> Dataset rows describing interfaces

================================

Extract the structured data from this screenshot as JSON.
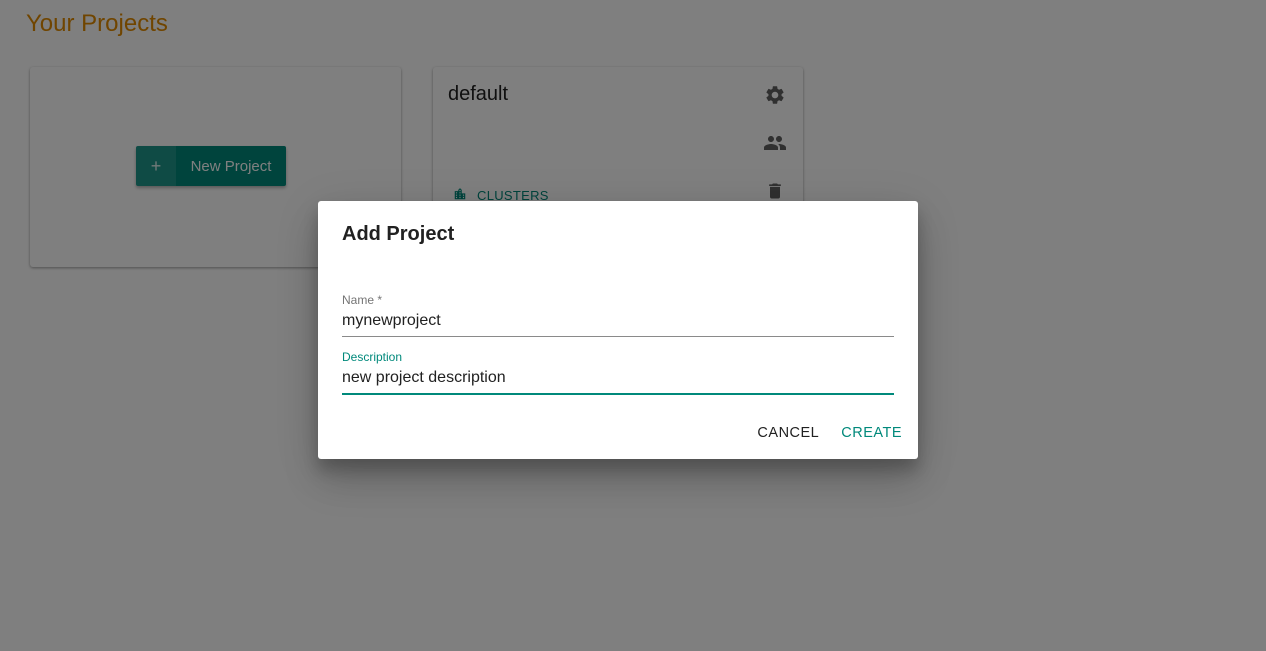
{
  "page": {
    "title": "Your Projects"
  },
  "new_project_card": {
    "button_icon": "+",
    "button_label": "New Project"
  },
  "project_cards": [
    {
      "name": "default",
      "clusters_label": "CLUSTERS"
    }
  ],
  "icons": {
    "settings": "gear-icon",
    "members": "people-icon",
    "delete": "trash-icon",
    "clusters": "cluster-icon"
  },
  "dialog": {
    "title": "Add Project",
    "name_field": {
      "label": "Name *",
      "value": "mynewproject"
    },
    "description_field": {
      "label": "Description",
      "value": "new project description"
    },
    "cancel_label": "CANCEL",
    "create_label": "CREATE"
  },
  "colors": {
    "accent": "#00897b",
    "title": "#e08a00"
  }
}
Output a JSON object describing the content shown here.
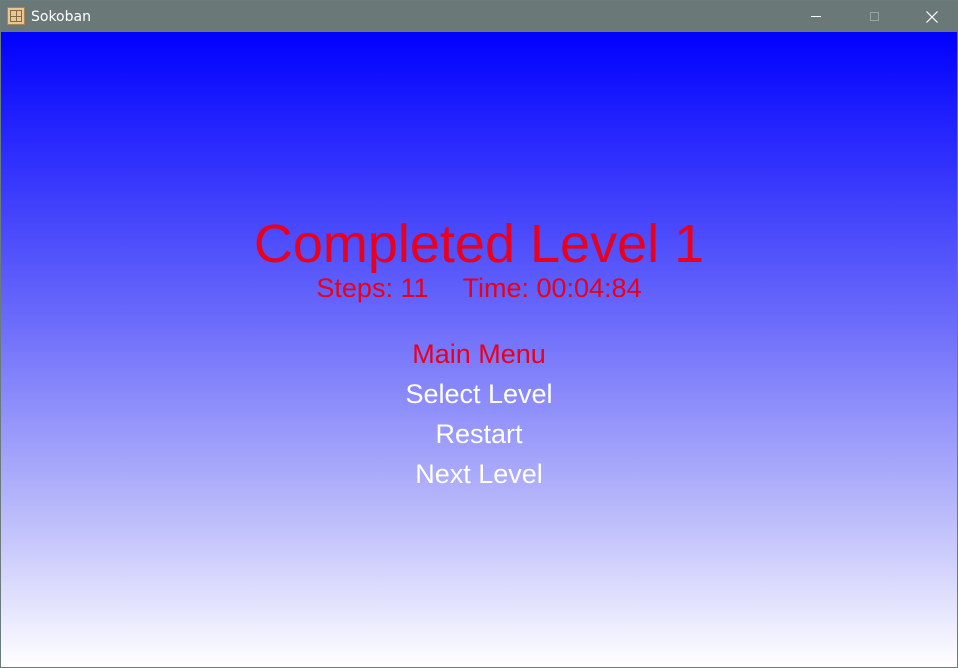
{
  "window": {
    "title": "Sokoban",
    "icon": "sokoban-app-icon",
    "controls": {
      "minimize": "minimize-icon",
      "maximize": "maximize-icon",
      "close": "close-icon"
    }
  },
  "result": {
    "headline": "Completed Level 1",
    "steps_label": "Steps: 11",
    "time_label": "Time: 00:04:84"
  },
  "menu": {
    "items": [
      {
        "label": "Main Menu",
        "selected": true
      },
      {
        "label": "Select Level",
        "selected": false
      },
      {
        "label": "Restart",
        "selected": false
      },
      {
        "label": "Next Level",
        "selected": false
      }
    ]
  },
  "colors": {
    "accent_red": "#e8001c",
    "gradient_top": "#0000ff",
    "gradient_bottom": "#ffffff",
    "titlebar": "#6b7878"
  }
}
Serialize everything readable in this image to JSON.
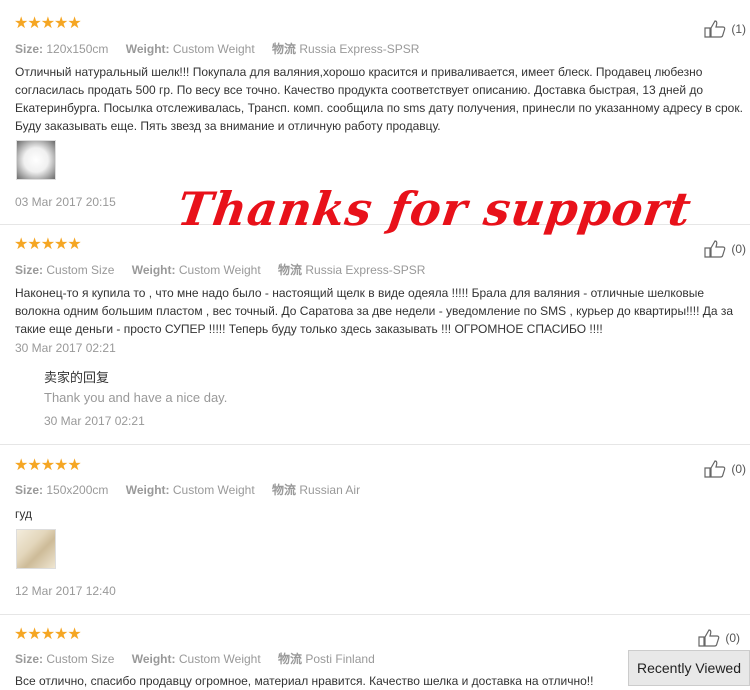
{
  "reviews": [
    {
      "rating": "★★★★★",
      "size_label": "Size:",
      "size": "120x150cm",
      "weight_label": "Weight:",
      "weight": "Custom Weight",
      "ship_label": "物流",
      "ship": "Russia Express-SPSR",
      "likes": "(1)",
      "text": "Отличный натуральный шелк!!! Покупала для валяния,хорошо красится и приваливается, имеет блеск. Продавец любезно согласилась продать 500 гр. По весу все точно. Качество продукта соответствует описанию. Доставка быстрая, 13 дней до Екатеринбурга. Посылка отслеживалась, Трансп. комп. сообщила по sms дату получения, принесли по указанному адресу в срок. Буду заказывать еще. Пять звезд за внимание и отличную работу продавцу.",
      "date": "03 Mar 2017 20:15"
    },
    {
      "rating": "★★★★★",
      "size_label": "Size:",
      "size": "Custom Size",
      "weight_label": "Weight:",
      "weight": "Custom Weight",
      "ship_label": "物流",
      "ship": "Russia Express-SPSR",
      "likes": "(0)",
      "text": "Наконец-то я купила то , что мне надо было - настоящий щелк в виде одеяла !!!!! Брала для валяния - отличные шелковые волокна одним большим пластом , вес точный. До Саратова за две недели - уведомление по SMS , курьер до квартиры!!!! Да за такие еще деньги - просто СУПЕР !!!!! Теперь буду только здесь заказывать !!! ОГРОМНОЕ СПАСИБО !!!!",
      "date": "30 Mar 2017 02:21",
      "reply": {
        "title": "卖家的回复",
        "text": "Thank you and have a nice day.",
        "date": "30 Mar 2017 02:21"
      }
    },
    {
      "rating": "★★★★★",
      "size_label": "Size:",
      "size": "150x200cm",
      "weight_label": "Weight:",
      "weight": "Custom Weight",
      "ship_label": "物流",
      "ship": "Russian Air",
      "likes": "(0)",
      "text": "гуд",
      "date": "12 Mar 2017 12:40"
    },
    {
      "rating": "★★★★★",
      "size_label": "Size:",
      "size": "Custom Size",
      "weight_label": "Weight:",
      "weight": "Custom Weight",
      "ship_label": "物流",
      "ship": "Posti Finland",
      "likes": "(0)",
      "text": "Все отлично, спасибо продавцу огромное, материал нравится. Качество шелка и доставка на отлично!!"
    }
  ],
  "watermark": "Thanks for support",
  "recently_viewed": "Recently Viewed",
  "colors": {
    "star": "#f5a623",
    "watermark": "#e8111a"
  },
  "icons": {
    "like": "thumbs-up-icon"
  }
}
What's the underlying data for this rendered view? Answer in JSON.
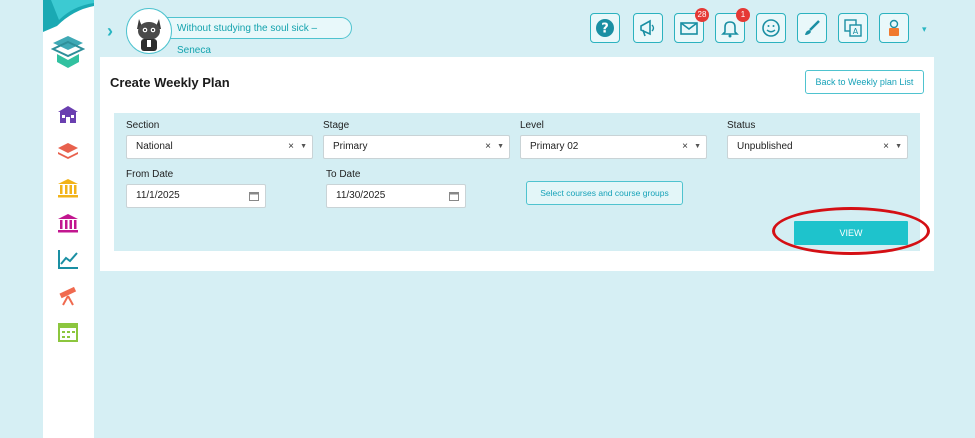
{
  "app": {
    "quote": "Without studying the soul sick – Seneca"
  },
  "toolbar": {
    "buttons": [
      {
        "name": "help-icon"
      },
      {
        "name": "megaphone-icon"
      },
      {
        "name": "mail-icon",
        "badge": "28"
      },
      {
        "name": "bell-icon",
        "badge": "1"
      },
      {
        "name": "smiley-icon"
      },
      {
        "name": "brush-icon"
      },
      {
        "name": "translate-icon"
      },
      {
        "name": "user-profile-icon"
      }
    ],
    "caret": "▾"
  },
  "sidebar": {
    "icons": [
      "school-icon",
      "layers-icon",
      "institution-icon",
      "building-columns-icon",
      "chart-line-icon",
      "telescope-icon",
      "calendar-icon"
    ]
  },
  "page": {
    "title": "Create Weekly Plan",
    "back_button": "Back to Weekly plan List"
  },
  "filters": {
    "section": {
      "label": "Section",
      "value": "National"
    },
    "stage": {
      "label": "Stage",
      "value": "Primary"
    },
    "level": {
      "label": "Level",
      "value": "Primary 02"
    },
    "status": {
      "label": "Status",
      "value": "Unpublished"
    },
    "from_date": {
      "label": "From Date",
      "value": "11/1/2025"
    },
    "to_date": {
      "label": "To Date",
      "value": "11/30/2025"
    },
    "clear_glyph": "×",
    "arrow_glyph": "▼",
    "select_courses_button": "Select courses and course groups",
    "view_button": "VIEW"
  },
  "colors": {
    "accent": "#1ec3cc",
    "background": "#d6eff4",
    "highlight": "#d40f14"
  }
}
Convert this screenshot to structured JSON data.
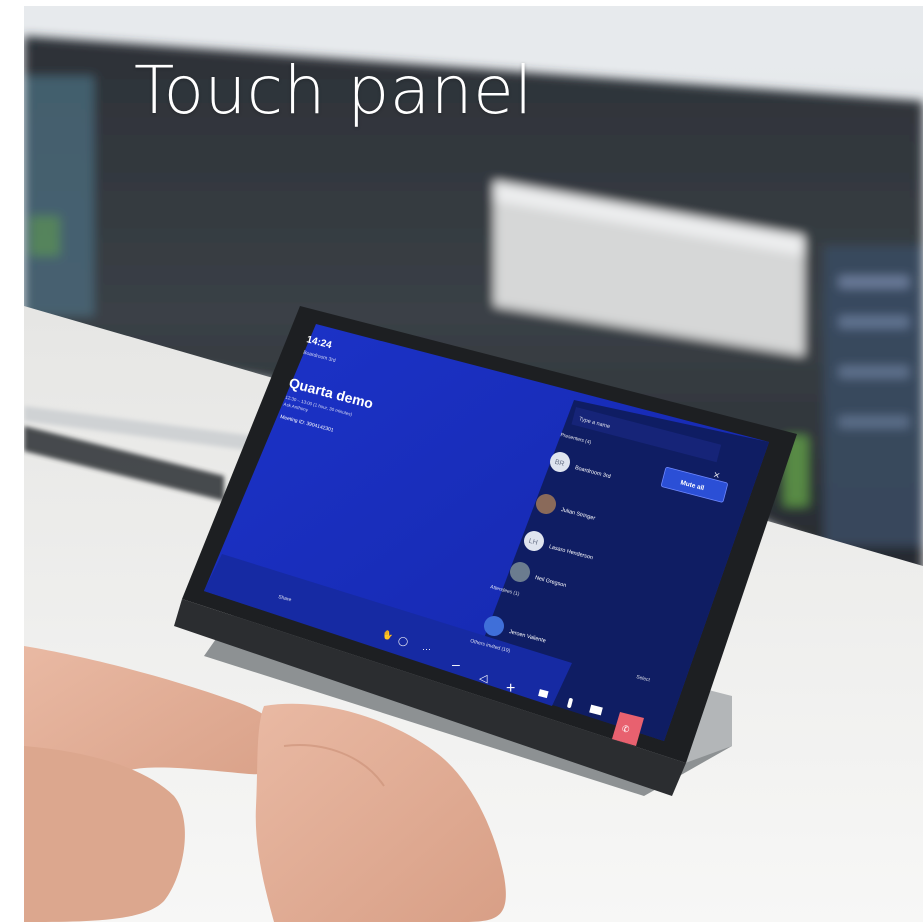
{
  "overlay": {
    "title": "Touch panel"
  },
  "device_screen": {
    "time": "14:24",
    "room": "Boardroom 3rd",
    "meeting_title": "Quarta demo",
    "meeting_time": "12:30 – 13:00 (1 hour, 30 minutes)",
    "organizer": "Ask Anthony",
    "meeting_id": "Meeting ID: 3904142301",
    "people_search_placeholder": "Type a name",
    "presenters_header": "Presenters (4)",
    "attendees_header": "Attendees (1)",
    "others_header": "Others invited (19)",
    "mute_all_label": "Mute all",
    "people": [
      {
        "initials": "BR",
        "name": "Boardroom 3rd"
      },
      {
        "initials": "",
        "name": "Julian Stringer"
      },
      {
        "initials": "LH",
        "name": "Lasaro Henderson"
      },
      {
        "initials": "",
        "name": "Neil Gregson"
      },
      {
        "initials": "",
        "name": "Jeroen Valiente"
      }
    ],
    "select_label": "Select",
    "share_label": "Share"
  },
  "colors": {
    "panel_blue": "#1a2fc2",
    "panel_dark": "#0e1a52",
    "end_call": "#e8616f",
    "mute_all_button": "#2b4fd6"
  }
}
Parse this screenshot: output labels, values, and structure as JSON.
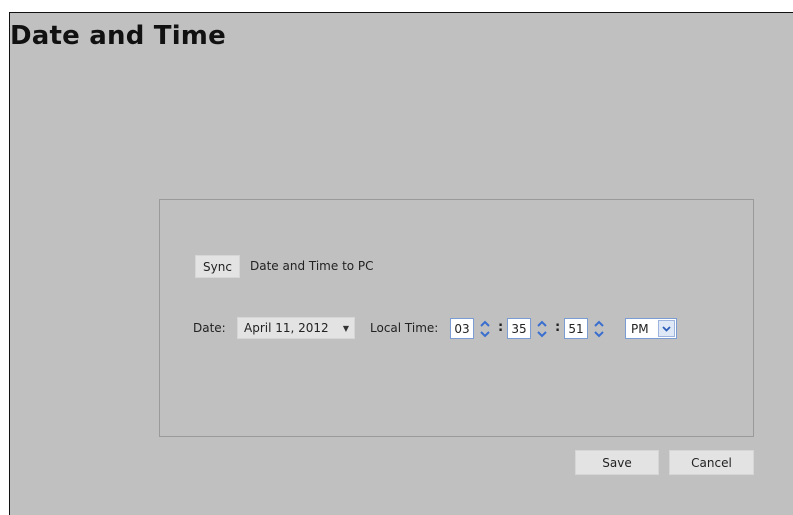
{
  "page": {
    "title": "Date and Time"
  },
  "sync": {
    "button_label": "Sync",
    "label": "Date and Time to PC"
  },
  "date": {
    "label": "Date:",
    "value": "April 11, 2012"
  },
  "time": {
    "label": "Local Time:",
    "hours": "03",
    "minutes": "35",
    "seconds": "51",
    "separator": ":",
    "ampm": "PM"
  },
  "actions": {
    "save_label": "Save",
    "cancel_label": "Cancel"
  },
  "colors": {
    "background": "#c0c0c0",
    "button": "#e3e3e3",
    "spinner_accent": "#3a6ecf"
  },
  "icons": {
    "date_dropdown": "caret-down-icon",
    "spinner": "up-down-arrows-icon",
    "ampm_dropdown": "chevron-down-icon"
  }
}
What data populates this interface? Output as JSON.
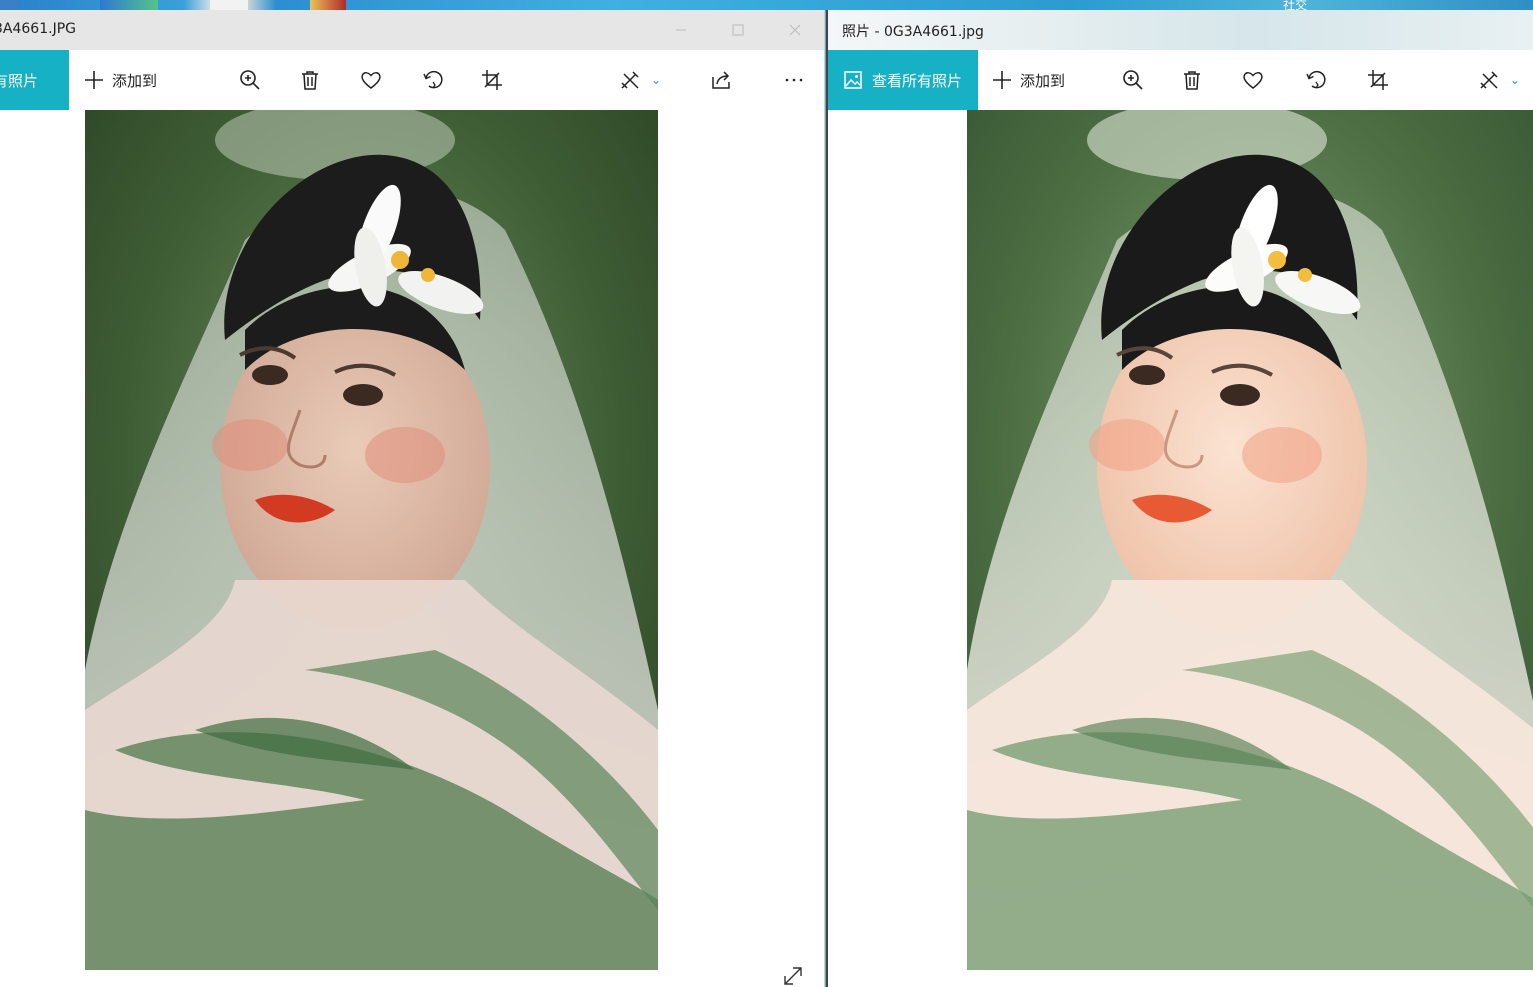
{
  "desktop": {
    "label": "社交"
  },
  "left_window": {
    "title": "3A4661.JPG",
    "view_all_label": "所有照片",
    "add_to_label": "添加到",
    "icons": [
      "zoom-in-icon",
      "delete-icon",
      "heart-icon",
      "rotate-icon",
      "crop-icon",
      "edit-icon",
      "share-icon",
      "more-icon"
    ],
    "photo_alt": "bride with veil and white flower, original colors"
  },
  "right_window": {
    "title": "照片 - 0G3A4661.jpg",
    "view_all_label": "查看所有照片",
    "add_to_label": "添加到",
    "icons": [
      "zoom-in-icon",
      "delete-icon",
      "heart-icon",
      "rotate-icon",
      "crop-icon",
      "edit-icon"
    ],
    "photo_alt": "bride with veil and white flower, retouched warmer colors"
  },
  "colors": {
    "accent": "#17b1c6",
    "chevron": "#17a2b8"
  }
}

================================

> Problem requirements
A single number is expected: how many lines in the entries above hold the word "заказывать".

> Task answer
2